In his second year at the head of the Shocker bench, Isaac Brown quickly found an eight-man rotation and leaned on all of them. The Shockers are led by third-year sophomore Tyson Etienne, who hasn’t taken the junior leap one might have expected. His usage rate and shots percentage have both increase significantly without any of the efficiency. His assist rate is up, but Brown will need Etienne to rediscover his offensive tendencies (strong shooter, aggressive rim attacking) if they hope to see March. Dexter Dennis has been something of a salve on the wing, however, boosting his production on the defensive glass and as a distributor while cashing in more at the charity stripe.
Juniors Morris Udeze and Joe Pleasant hold things down as the starting front court, and neither brings much offensively. Udeze protects the rim well for his size and contributes as both an offensive and defensive, but struggles with fouls. Pleasant, too, will grab offensive boards, but tends to be silent and defensively sound otherwise. Qua Grant and Craig Porter provide Etienne some back court support, though neither is as dynamic with the ball on their hands. Porter, all of 6’2”, is a surprisingly deft rebounder, though, and Grant is pesky at creating turnovers.
“Freshmen” Ricky Council and Kenny Pohto make up the younger end of the rotation. Council is the team’s most dependable regular on offense, shooting 37.5 percent from deep and converting at the rim a fair amount. He’s also a bit of a bawl hawk on defense without fouling too often. Pohto, the tallest player on the roster, is already proving his worth on defense, providing both rim protection and a surprising amount of steals for a man his size. Unsurprisingly, he’s a useful offensive tool around the rim and a dependable rebounder.
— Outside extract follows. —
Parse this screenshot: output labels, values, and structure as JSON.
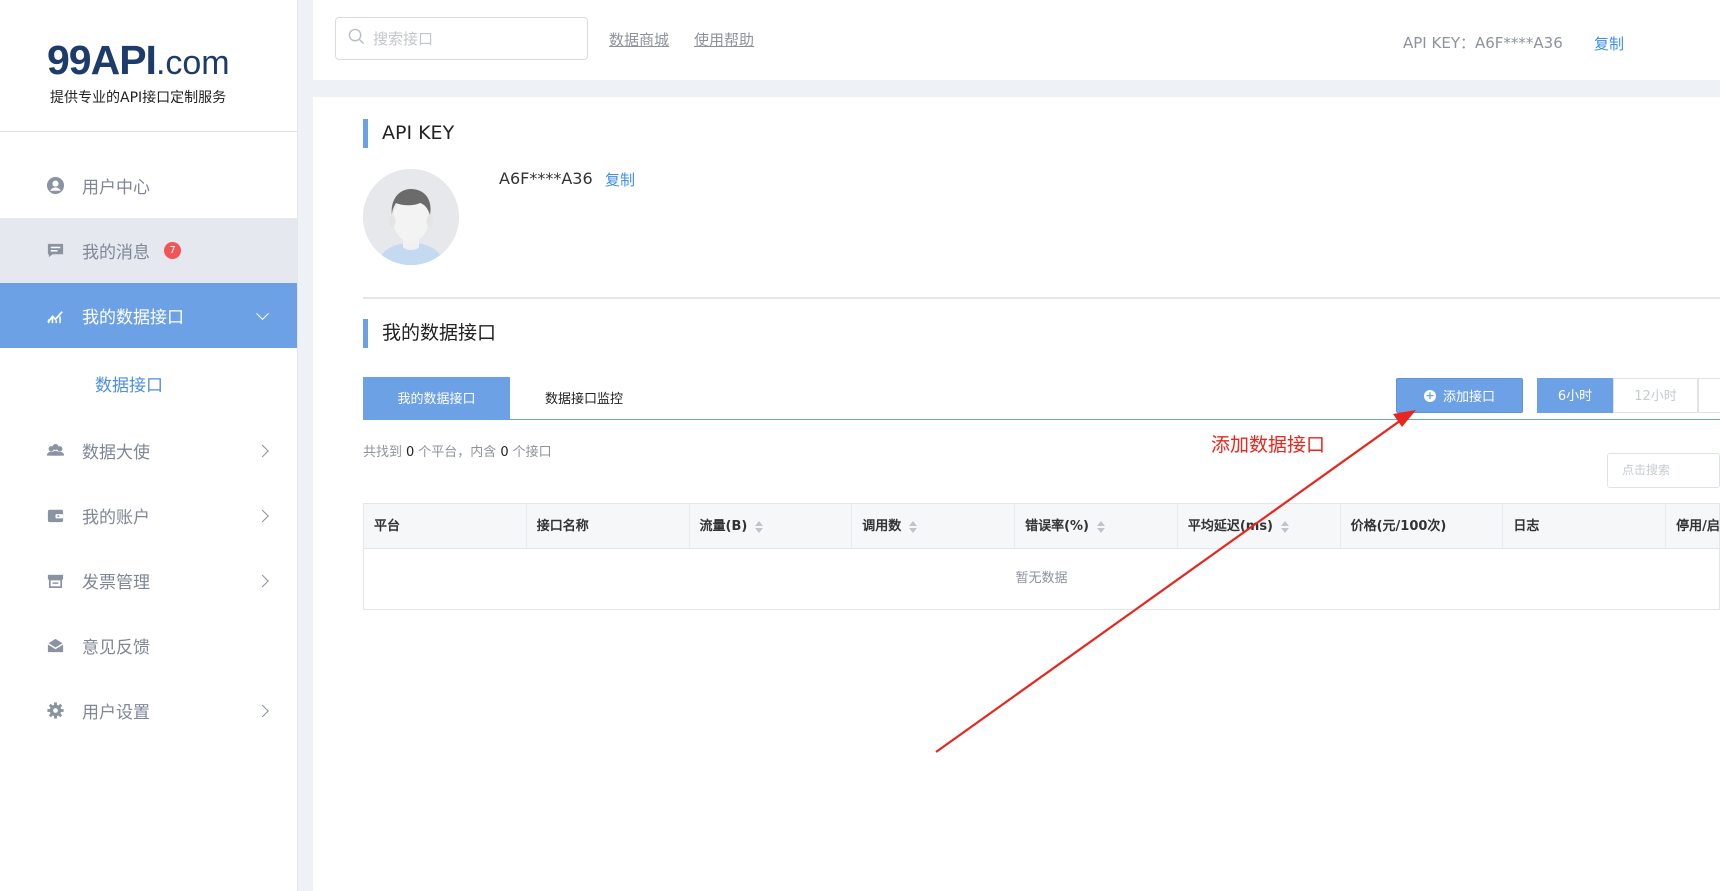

Clarence Jackson and Chaunce Jenkins will get spot minutes, with both providing Brown some scoring spark off the bench. It’s hard to say how much those numbers translate to greater minutes, but the Tigers will need to watch them when their names are called.
When Missouri has the ball…
What to Watch | The paint (and free throw line) is your friend
Stop me if you’ve heard this before — this game may be a bit of a defensive struggle. We’ll examine Wichita State’s sputtering offense in a minute, but their defense is what props them up. They’re one of the best teams in the country at creating turnovers and are aggressive when protecting the rim. What that translates to, however, is a lot of fouls and not the stoutest of two-point defenses. Missouri will need to force the issue inside and get to the rim against the Shockers, especially if they’re going to keep turning the ball over with startling frequency.
When Wichita State has the ball…
What to Watch | Where’s the perimeter defense?
The good news for Missouri is that the Shockers, while boasting a moderately stout defense, don’t bring much in the way of offense. And where they do tend to succeed, Missouri can match up. The Shockers aren’t strong in close range, where Missouri has proven successful at protecting the rim. The Shockers don’t lean too heavily on their two-point shooting, however, as one of the country’s most frequent three-point shooting teams. Mizzou’s three-point defense has been abysmal on the season thus far, a surprising turn of events. If Missouri can keep the Shockers in check around the perimeter, they should be able to keep things close (assuming their offense also struggles.)
Wichita State 68, Missouri 67 | A toss-up Black Friday game that Missouri (fortunately) gets at home could help the Tigers recover from a beating against Florida State. Wichita State will challenge the Tiger offense (who doesn’t at this point, though), but their offense hasn’t shown it can truly put teams away either. Missouri should be in this game until the end, where home court advantage should give them the opportunity to grab another decent win in non-conference play.
Odds/lines subject to change. T&Cs apply. See draftkings.com/sportsbook for details.